Angew. Chem. 2003, 115, 3926; Angew. Chem. Int. Ed. 2003, 42,
3796; e) E. J. Park, M. H. Kim, D. Y. Kim, J. Org. Chem. 2004,
69, 6897; f) T. Ooi, K. Fukumoto, K. Maruoka, Angew. Chem.
2006, 118, 3923; Angew. Chem. Int. Ed. 2006, 45, 3839; g) D.
Uraguchi, Y. Asai, T. Ooi, Angew. Chem. 2009, 121, 747; Angew.
Chem. Int. Ed. 2009, 48, 733.
[13] a) T. B. Poulsen, L. Bernardi, J. Aleman, J. Overgaard, K. A.
Jørgensen, J. Am. Chem. Soc. 2007, 129, 441; b) L. Bernardi, J. L.
Cantarero, B. Neiss, K. A. Jørgensen, J. Am. Chem. Soc. 2007,
129, 5772; c) T. B. Poulsen, L. Bernardi, M. Bell, K. A. Jørgensen, Angew. Chem. 2006, 118, 6701; Angew. Chem. Int. Ed. 2006,
45, 6551.
[14] CCDC 753701 (3d) and 753702 (5c) contain the supplementary
crystallographic data for this paper.

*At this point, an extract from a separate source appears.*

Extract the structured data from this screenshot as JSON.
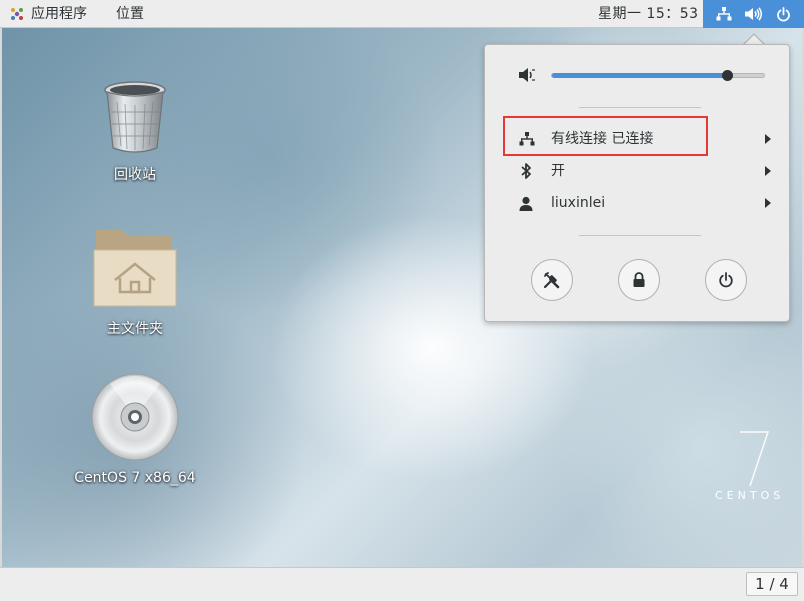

These data can be obtained
free of charge from The Cambridge Crystallographic Data
Center via www.ccdc.cam.ac.uk/data_request/cif.

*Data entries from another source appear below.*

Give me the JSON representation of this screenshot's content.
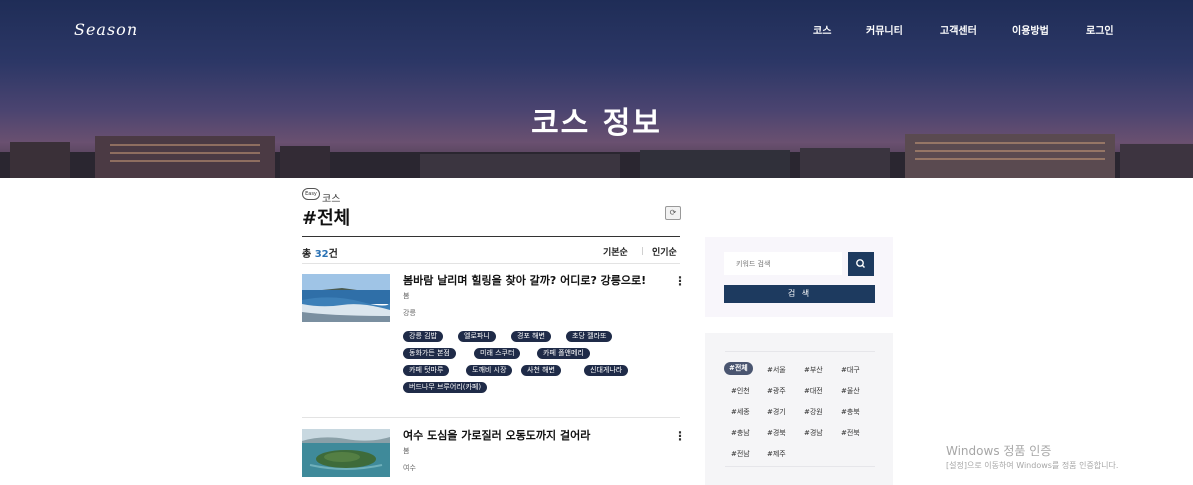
{
  "header": {
    "logo": "Season",
    "nav": [
      "코스",
      "커뮤니티",
      "고객센터",
      "이용방법",
      "로그인"
    ],
    "hero_title": "코스 정보"
  },
  "main": {
    "badge": "Easy",
    "breadcrumb": "코스",
    "heading": "#전체",
    "total_prefix": "총",
    "total_count": "32",
    "total_suffix": "건",
    "sort_basic": "기본순",
    "sort_popular": "인기순",
    "courses": [
      {
        "title": "봄바람 날리며 힐링을 찾아 갈까? 어디로? 강릉으로!",
        "season": "봄",
        "region": "강릉",
        "tags": [
          "강릉 김밥",
          "엘로파니",
          "경포 해변",
          "초당 젤라또",
          "동화가든 본점",
          "미래 스쿠터",
          "카페 폴앤메리",
          "카페 텃마루",
          "도깨비 시장",
          "사천 해변",
          "신대게나라",
          "버드나무 브루어리(카페)"
        ]
      },
      {
        "title": "여수 도심을 가로질러 오동도까지 걸어라",
        "season": "봄",
        "region": "여수",
        "tags": []
      }
    ]
  },
  "sidebar": {
    "keyword_placeholder": "키워드 검색",
    "search_label": "검 색",
    "regions": [
      "#전체",
      "#서울",
      "#부산",
      "#대구",
      "#인천",
      "#광주",
      "#대전",
      "#울산",
      "#세종",
      "#경기",
      "#강원",
      "#충북",
      "#충남",
      "#경북",
      "#경남",
      "#전북",
      "#전남",
      "#제주"
    ]
  },
  "watermark": {
    "line1": "Windows 정품 인증",
    "line2": "[설정]으로 이동하여 Windows를 정품 인증합니다."
  },
  "colors": {
    "navy": "#1d3a5f",
    "tag_bg": "#1f2b48",
    "count_blue": "#2a72b5"
  }
}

[15] Subjection of acyclic pro-nucleophile tert-butyl-2-methylacetoacetate to our optimal conditions resulted in a 2:3 inseparable
mixture of O- and C-alkylated products, respectively.
[16] The stereochemistry of indanone adducts 3 b, 3 c, 3 e–3 h were
assigned by analogy to compound 3 d (absolute configuration
determined by X-ray crystallography). Compounds 3 j and 3 l
were assigned by analogy to the cyclopentanone system (see
Ref. [13c]). Succinimide products 3 i and 3 m were assigned by
analogy to compound 5 c in the matched system with (S)-1 f and
catalyst 4 a (relative configuration determined by X-ray crystallography). Glutarimide adducts 3 a and 3 k were assigned by
analogy to the succinimide, and cyclohexanone systems
(Ref. [13]).
[17] Acyclic ethyl phenylcyanoacetate gave product 5 e with (S)-1 f
and 4 a (10 mol %) in an 84 % yield and 3:2 d.r. (see the
Supporting Information).
[18] An electrophile-directed diastereoselective alkylation has
recently been described: S. P. Marsden, R. Newton, J. Am.
Chem. Soc. 2007, 129, 12600.
[19] When the reaction was conducted with racemic 1 g, a 1:1 mixture
of diastereomers was obtained (see the Supporting Information).
2010 Wiley-VCH Verlag GmbH & Co. KGaA, Weinheim
www.angewandte.de
581
Документ
Категория
Без категории
Просмотров
1
Размер файла
311 Кб
Теги
diastereoselective, sulfamidates, cyclic, alkylation, catalytic, enantio
1/--страниц
Пожаловаться на содержимое документа